A secure, resilient operating system, designed for the cloud computing era.
Old operating systems run the world. Well into their fourth decade of use, Linux and Windows now require a crazy quilt of patches, logs and managers to keep them operating at the colossal scales of today’s cloud environments. Performance, reliability and security all suffer with the resulting complexity. To compensate, enterprise developers bolt on dozens of subscription tools and employ large ops teams—only to further expose their systems to debilitating cyberattacks, with potential recovery times of weeks or even months. “We’ve reached a critical turning point, where the more we try and protect these old operating systems, the more surface area and risk we’re creating,” says Andy Palmer, co-founder and Chairman of DBOS. “It is time for an evolution in operating system architecture.”
DBOS, a startup rooted in world-leading academic research conducted at Stanford, MIT, and Carnegie Mellon, is using the modern database as the foundation of an entirely new operating system. As computing applications have grown to incorporate thousands of machines across broad geographies, DBOS solves the grand challenge of maintaining ”state”—the system’s awareness of its own status and modifications—by making the database its fundamental layer. It embraces the popularity of microservices architectures, and delivers infrastructure that is elastic and serverless, but also stateful. “At DBOS, we are taking the most significant innovations in systems engineering over the last thirty years, and incorporating them into the most modern operating system we can imagine,” says Palmer.

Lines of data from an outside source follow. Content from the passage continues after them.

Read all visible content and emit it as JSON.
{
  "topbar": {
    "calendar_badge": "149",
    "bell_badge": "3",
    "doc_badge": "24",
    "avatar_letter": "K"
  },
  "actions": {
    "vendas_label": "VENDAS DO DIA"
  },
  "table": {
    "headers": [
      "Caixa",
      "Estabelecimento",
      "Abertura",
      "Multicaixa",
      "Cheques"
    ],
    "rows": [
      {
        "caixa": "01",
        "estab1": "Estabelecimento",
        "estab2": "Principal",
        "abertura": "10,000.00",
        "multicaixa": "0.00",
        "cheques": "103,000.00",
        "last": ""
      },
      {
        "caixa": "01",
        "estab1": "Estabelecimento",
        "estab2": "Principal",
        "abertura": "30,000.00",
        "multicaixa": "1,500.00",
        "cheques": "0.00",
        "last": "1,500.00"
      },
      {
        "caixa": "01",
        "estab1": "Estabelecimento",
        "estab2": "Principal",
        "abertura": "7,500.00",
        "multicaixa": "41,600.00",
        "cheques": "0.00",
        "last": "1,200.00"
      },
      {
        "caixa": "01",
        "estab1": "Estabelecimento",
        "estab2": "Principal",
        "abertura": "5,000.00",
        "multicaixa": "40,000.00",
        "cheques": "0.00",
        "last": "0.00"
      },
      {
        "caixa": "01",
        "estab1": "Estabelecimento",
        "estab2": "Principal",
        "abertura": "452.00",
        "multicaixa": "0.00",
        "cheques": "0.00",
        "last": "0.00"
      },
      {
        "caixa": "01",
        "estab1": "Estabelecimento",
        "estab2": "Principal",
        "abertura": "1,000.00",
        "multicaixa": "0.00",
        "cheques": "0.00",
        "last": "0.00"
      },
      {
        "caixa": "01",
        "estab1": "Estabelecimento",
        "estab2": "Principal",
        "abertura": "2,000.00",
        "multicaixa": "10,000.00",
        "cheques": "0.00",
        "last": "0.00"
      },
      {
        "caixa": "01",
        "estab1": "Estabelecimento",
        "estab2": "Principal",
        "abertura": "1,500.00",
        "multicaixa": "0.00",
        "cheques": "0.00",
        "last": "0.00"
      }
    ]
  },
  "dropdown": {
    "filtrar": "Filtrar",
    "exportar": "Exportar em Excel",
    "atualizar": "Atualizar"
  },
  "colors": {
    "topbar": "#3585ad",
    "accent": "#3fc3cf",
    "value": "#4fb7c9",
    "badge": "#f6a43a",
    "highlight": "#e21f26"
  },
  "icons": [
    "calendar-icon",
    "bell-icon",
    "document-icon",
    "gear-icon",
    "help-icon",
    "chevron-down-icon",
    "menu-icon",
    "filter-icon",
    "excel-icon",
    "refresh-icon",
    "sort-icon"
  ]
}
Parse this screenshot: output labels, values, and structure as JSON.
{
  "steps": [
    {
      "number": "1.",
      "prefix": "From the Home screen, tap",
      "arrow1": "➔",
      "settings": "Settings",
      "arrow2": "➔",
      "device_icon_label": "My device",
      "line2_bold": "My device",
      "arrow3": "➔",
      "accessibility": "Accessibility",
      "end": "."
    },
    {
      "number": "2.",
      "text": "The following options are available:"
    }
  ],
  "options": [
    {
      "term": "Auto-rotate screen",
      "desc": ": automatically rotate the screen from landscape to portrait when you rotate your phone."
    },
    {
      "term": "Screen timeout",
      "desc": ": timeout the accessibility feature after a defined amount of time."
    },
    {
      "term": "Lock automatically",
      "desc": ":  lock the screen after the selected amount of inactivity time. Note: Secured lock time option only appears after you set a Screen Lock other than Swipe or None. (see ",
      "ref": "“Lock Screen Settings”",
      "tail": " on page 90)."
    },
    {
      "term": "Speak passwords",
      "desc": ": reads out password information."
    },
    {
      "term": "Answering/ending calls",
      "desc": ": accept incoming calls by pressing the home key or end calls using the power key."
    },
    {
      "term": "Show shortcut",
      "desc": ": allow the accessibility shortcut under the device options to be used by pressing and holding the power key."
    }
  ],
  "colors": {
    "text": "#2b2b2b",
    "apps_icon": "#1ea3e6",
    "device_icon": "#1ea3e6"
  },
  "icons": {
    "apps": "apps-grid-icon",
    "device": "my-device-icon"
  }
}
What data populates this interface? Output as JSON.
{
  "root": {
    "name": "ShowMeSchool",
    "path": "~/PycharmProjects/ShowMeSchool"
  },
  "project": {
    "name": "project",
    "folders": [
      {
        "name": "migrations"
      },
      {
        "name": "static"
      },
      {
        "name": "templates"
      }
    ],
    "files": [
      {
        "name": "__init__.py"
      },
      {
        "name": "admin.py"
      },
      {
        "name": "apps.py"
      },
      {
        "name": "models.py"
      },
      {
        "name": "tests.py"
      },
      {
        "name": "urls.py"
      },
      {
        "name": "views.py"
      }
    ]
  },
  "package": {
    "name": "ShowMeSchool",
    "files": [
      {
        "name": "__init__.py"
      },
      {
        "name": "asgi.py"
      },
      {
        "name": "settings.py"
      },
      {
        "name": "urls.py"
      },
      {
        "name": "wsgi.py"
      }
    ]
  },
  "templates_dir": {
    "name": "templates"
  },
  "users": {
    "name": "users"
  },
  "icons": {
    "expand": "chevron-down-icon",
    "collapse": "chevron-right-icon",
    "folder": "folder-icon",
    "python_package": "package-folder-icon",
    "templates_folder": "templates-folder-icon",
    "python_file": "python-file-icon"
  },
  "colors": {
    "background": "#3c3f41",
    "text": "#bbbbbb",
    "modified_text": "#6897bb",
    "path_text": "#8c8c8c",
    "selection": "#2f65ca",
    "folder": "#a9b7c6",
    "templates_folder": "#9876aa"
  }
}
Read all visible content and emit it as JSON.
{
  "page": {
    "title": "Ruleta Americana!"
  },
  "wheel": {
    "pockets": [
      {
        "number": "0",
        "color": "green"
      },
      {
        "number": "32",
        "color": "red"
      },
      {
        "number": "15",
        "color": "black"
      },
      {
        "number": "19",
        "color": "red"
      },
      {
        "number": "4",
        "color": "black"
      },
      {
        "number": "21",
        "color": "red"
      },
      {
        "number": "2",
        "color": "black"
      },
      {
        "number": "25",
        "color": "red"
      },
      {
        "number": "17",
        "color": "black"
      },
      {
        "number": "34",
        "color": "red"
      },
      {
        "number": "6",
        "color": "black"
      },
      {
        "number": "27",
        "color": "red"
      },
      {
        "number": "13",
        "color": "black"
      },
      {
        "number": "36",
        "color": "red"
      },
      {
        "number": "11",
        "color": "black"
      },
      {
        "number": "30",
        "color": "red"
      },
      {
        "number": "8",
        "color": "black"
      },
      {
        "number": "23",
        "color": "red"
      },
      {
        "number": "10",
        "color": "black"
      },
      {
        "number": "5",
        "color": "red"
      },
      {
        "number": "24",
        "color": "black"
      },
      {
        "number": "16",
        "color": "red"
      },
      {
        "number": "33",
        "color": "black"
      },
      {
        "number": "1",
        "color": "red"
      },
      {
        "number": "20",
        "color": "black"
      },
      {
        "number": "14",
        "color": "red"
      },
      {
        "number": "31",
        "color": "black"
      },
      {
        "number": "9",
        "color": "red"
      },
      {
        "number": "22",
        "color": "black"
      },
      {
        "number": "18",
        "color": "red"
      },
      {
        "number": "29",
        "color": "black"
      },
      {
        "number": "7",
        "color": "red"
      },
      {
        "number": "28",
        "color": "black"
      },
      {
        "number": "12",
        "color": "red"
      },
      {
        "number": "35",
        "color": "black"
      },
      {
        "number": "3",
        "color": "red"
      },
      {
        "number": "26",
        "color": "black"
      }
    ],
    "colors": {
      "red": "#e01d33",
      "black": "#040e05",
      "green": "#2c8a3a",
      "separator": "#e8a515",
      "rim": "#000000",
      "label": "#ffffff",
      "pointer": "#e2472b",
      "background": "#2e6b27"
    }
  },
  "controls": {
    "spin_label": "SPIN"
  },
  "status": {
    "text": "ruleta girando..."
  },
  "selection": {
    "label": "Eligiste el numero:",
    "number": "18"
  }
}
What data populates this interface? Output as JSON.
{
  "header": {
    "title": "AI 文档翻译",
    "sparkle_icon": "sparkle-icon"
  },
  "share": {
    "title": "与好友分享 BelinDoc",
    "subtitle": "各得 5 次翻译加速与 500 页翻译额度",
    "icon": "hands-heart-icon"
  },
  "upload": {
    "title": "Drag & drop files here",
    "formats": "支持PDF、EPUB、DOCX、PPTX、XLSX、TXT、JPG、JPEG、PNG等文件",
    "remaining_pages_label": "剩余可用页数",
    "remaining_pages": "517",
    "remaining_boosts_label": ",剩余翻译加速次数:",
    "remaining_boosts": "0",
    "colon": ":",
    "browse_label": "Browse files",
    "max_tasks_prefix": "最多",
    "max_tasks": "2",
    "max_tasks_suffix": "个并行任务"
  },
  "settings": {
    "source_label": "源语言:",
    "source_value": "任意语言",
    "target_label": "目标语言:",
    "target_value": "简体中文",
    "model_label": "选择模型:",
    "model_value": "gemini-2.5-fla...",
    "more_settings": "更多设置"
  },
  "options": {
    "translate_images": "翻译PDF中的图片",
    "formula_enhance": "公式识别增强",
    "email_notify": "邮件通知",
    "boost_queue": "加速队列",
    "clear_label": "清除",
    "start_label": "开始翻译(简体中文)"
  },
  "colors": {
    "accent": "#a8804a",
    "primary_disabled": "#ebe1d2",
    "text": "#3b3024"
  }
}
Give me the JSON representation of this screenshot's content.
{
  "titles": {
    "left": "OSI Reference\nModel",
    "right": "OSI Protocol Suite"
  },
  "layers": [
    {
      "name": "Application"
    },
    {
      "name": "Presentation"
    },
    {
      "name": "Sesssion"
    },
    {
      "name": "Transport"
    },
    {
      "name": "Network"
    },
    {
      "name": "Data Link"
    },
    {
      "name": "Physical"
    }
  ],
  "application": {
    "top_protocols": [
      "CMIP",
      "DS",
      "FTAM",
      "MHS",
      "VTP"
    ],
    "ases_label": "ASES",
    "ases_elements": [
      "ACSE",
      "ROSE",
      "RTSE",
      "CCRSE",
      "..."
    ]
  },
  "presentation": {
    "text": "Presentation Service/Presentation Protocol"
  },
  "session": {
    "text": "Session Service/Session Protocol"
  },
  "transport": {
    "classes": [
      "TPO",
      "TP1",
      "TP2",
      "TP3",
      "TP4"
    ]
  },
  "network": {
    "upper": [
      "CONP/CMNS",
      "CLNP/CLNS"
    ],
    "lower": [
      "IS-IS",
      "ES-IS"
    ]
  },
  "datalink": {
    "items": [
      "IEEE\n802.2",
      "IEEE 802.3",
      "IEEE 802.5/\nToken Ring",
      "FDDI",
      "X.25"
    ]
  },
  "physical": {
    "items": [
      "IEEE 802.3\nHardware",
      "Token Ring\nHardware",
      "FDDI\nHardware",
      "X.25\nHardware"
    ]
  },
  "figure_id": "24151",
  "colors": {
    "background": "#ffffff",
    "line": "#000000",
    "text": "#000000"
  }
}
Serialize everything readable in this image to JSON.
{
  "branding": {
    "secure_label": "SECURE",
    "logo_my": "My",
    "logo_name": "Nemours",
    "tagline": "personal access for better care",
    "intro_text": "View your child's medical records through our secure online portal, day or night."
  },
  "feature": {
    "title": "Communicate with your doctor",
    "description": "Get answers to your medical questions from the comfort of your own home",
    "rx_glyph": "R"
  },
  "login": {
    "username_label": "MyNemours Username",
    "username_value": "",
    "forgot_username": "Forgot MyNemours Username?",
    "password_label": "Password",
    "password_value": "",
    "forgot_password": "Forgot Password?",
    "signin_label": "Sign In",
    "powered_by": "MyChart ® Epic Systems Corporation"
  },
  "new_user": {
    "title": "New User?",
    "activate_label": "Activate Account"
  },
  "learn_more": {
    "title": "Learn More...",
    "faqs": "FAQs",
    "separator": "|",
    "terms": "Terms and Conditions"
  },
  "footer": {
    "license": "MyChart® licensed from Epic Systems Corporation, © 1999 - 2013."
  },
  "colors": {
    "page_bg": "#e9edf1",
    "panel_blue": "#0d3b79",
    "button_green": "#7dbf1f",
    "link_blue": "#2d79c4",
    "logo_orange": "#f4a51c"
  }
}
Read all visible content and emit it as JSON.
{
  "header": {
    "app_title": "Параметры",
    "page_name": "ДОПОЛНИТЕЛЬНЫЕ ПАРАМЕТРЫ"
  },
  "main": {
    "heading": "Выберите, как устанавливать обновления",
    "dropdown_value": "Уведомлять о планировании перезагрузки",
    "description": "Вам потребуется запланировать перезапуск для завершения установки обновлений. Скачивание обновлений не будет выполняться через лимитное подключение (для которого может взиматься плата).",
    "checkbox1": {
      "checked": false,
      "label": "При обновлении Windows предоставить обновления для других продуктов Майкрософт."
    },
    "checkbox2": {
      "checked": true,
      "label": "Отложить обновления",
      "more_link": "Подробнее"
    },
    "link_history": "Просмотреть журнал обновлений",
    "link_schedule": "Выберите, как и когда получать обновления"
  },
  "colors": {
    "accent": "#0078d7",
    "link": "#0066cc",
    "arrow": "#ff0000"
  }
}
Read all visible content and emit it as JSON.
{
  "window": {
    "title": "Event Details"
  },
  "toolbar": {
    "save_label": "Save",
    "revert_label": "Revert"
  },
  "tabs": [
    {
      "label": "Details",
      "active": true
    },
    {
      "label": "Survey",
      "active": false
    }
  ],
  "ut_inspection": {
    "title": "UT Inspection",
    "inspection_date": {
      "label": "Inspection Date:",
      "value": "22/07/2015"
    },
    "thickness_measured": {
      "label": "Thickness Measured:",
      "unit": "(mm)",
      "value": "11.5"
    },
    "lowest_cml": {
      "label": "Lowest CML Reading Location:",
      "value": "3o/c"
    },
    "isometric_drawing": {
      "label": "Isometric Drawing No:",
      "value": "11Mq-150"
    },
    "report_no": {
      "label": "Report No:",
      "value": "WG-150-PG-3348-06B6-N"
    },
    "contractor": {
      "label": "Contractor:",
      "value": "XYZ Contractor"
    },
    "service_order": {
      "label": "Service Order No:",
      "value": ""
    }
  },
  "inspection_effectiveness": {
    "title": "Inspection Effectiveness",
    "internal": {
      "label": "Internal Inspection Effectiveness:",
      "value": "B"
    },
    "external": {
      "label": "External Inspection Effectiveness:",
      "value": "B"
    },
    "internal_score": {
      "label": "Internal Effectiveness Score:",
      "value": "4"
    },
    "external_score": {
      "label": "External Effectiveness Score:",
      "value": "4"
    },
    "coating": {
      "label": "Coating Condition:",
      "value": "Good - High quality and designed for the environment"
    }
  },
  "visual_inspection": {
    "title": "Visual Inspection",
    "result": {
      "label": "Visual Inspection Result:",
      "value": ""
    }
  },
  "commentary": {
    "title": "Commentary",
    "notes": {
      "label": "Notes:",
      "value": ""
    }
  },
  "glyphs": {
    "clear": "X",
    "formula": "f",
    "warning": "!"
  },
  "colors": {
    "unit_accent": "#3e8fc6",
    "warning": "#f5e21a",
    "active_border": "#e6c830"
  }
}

DBOS—or “database operating system”—flips the fundamental underlying abstraction: rather than assuming ”everything is a file,” thereby requiring ever-expanding logs and management tools to keep up with today’s multi-cloud scales, DBOS uses “everything is a table,” making state its foundational layer. “DBOS runs the operating system on top of the database—rather than the current practice, which is to run the database system on top of the operating system,” explains co-founder Mike Stonebraker, MIT computer science professor and winner of the 2014 A.M. Turing Award.
DBOS achieves security through resilience. For companies with huge amounts of valuable data—and a consummate threat of attack—DBOS offers a fundamentally new level of infrastructure stability. While existing solutions are primarily focused on detection, DBOS acknowledges that evolving AIs will generate more and novel attacks, far beyond what human-authored detection tools can defend. Its clean-sheet design, offered as a Function-as-a-Service, minimizes the surface area of the system, and therefore its vulnerabilities. But more importantly, DBOS’ unique approach to system state allows for nearly instantaneous resilience. “With DBOS, you can quickly roll back your applications to any point in time,” says co-founder Qian Li. By enabling that quicker reaction, DBOS minimizes the amount of damage intruders can do. And by avoiding the need to rebuild a compromised system, DBOS offers resilience that is essentially seamless, and an efficient method to deal with a neverending list of cyber threats.
Over the last decade, banks, insurance companies, and information-driven government agencies have increasingly struggled to keep their rapidly expanding systems stable and secure—within the entanglements of convoluted legacy code. ”With DBOS, we have gone back to the foundational layer of the operating system to create a fundamentally more resilient infrastructure,” says Palmer.